### What to work on
Return the full set of entries below exactly, leaving every image out.

----------

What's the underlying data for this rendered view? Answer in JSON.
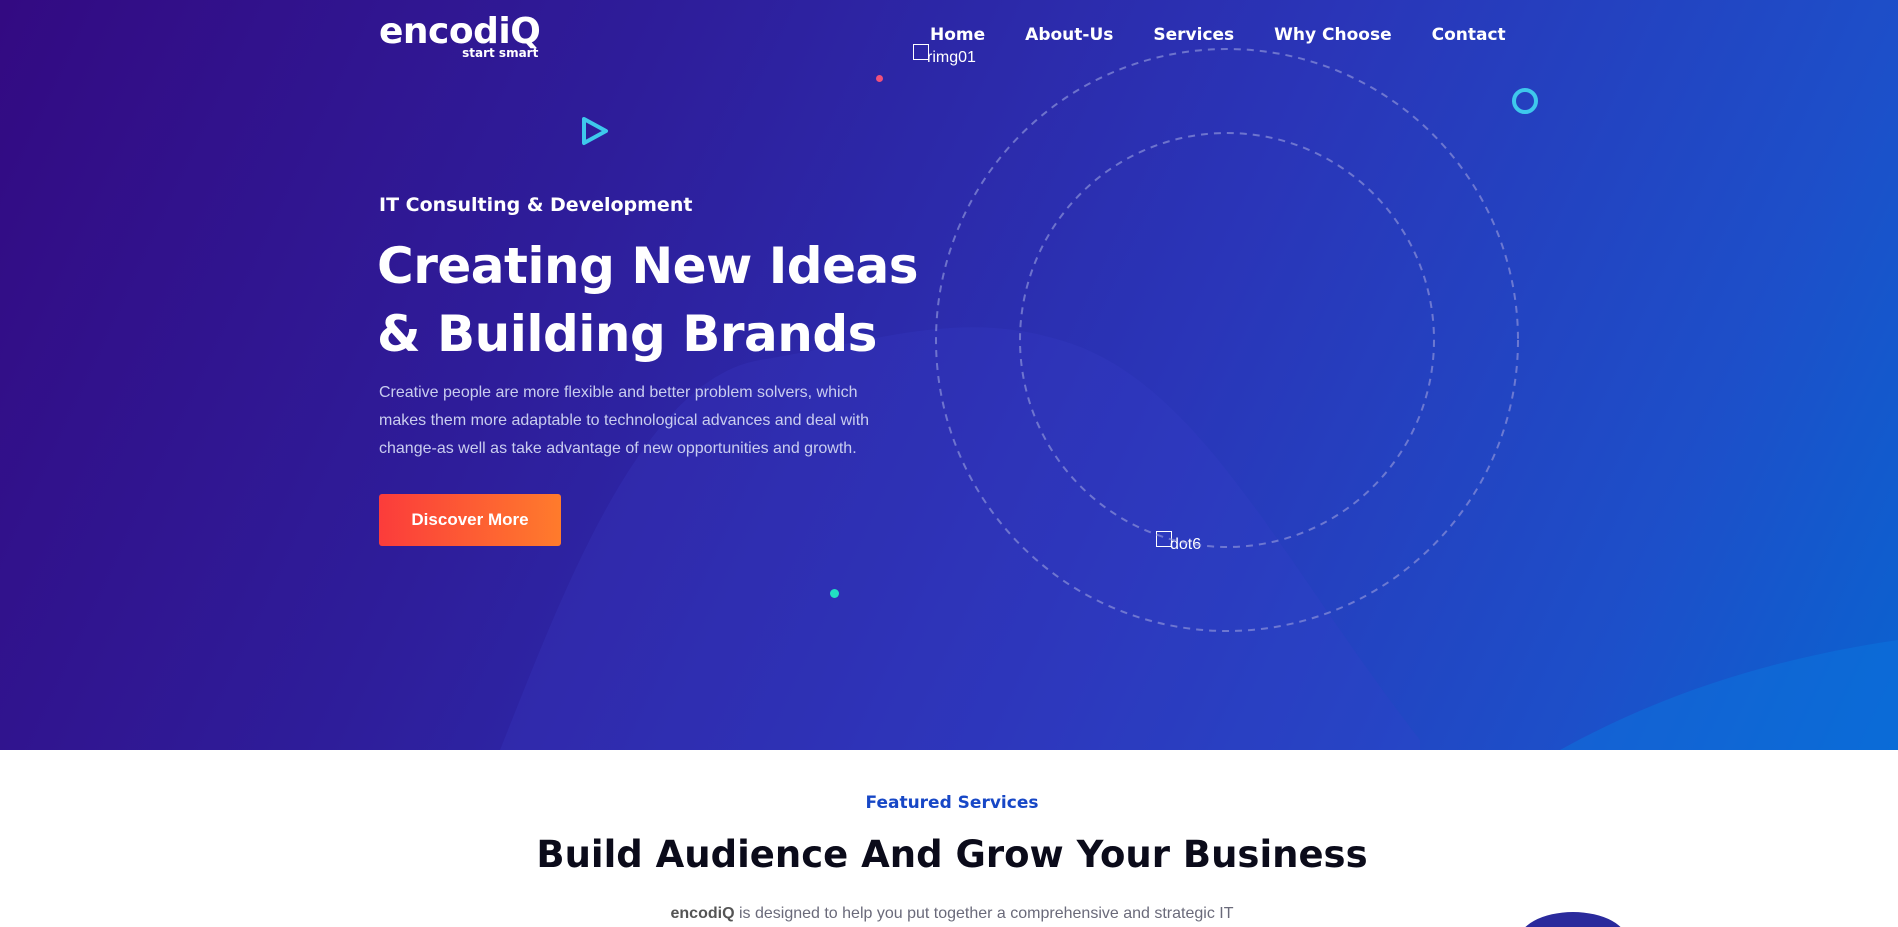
{
  "brand": {
    "name": "encodiQ",
    "tagline": "start smart"
  },
  "nav": {
    "items": [
      "Home",
      "About-Us",
      "Services",
      "Why Choose",
      "Contact"
    ]
  },
  "broken_images": {
    "top": "rimg01",
    "bottom": "dot6"
  },
  "hero": {
    "eyebrow": "IT Consulting & Development",
    "headline_line1": "Creating New Ideas",
    "headline_line2": "& Building Brands",
    "lead": "Creative people are more flexible and better problem solvers, which makes them more adaptable to technological advances and deal with change-as well as take advantage of new opportunities and growth.",
    "cta_label": "Discover More"
  },
  "services_section": {
    "eyebrow": "Featured Services",
    "title": "Build Audience And Grow Your Business",
    "intro_brand": "encodiQ",
    "intro_rest": " is designed to help you put together a comprehensive and strategic IT"
  },
  "colors": {
    "hero_start": "#330a82",
    "hero_end": "#0a63d0",
    "cta_start": "#fb3c3b",
    "cta_end": "#ff7b2c",
    "accent_blue": "#1747c6",
    "triangle": "#3ec8ec",
    "ring": "#3ec8ec",
    "dot_pink": "#f0507a",
    "dot_teal": "#22e0c2"
  },
  "icons": {
    "triangle": "play-triangle-icon",
    "ring": "ring-icon"
  }
}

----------

### Solution
What's the underlying data for this rendered view? Answer in JSON.
{
  "brand": {
    "name": "encodiQ",
    "tagline": "start smart"
  },
  "nav": {
    "items": [
      "Home",
      "About-Us",
      "Services",
      "Why Choose",
      "Contact"
    ]
  },
  "broken_images": {
    "top": "rimg01",
    "bottom": "dot6"
  },
  "hero": {
    "eyebrow": "IT Consulting & Development",
    "headline_line1": "Creating New Ideas",
    "headline_line2": "& Building Brands",
    "lead": "Creative people are more flexible and better problem solvers, which makes them more adaptable to technological advances and deal with change-as well as take advantage of new opportunities and growth.",
    "cta_label": "Discover More"
  },
  "services_section": {
    "eyebrow": "Featured Services",
    "title": "Build Audience And Grow Your Business",
    "intro_brand": "encodiQ",
    "intro_rest": " is designed to help you put together a comprehensive and strategic IT"
  },
  "colors": {
    "hero_start": "#330a82",
    "hero_end": "#0a63d0",
    "cta_start": "#fb3c3b",
    "cta_end": "#ff7b2c",
    "accent_blue": "#1747c6",
    "triangle": "#3ec8ec",
    "ring": "#3ec8ec",
    "dot_pink": "#f0507a",
    "dot_teal": "#22e0c2"
  },
  "icons": {
    "triangle": "play-triangle-icon",
    "ring": "ring-icon"
  }
}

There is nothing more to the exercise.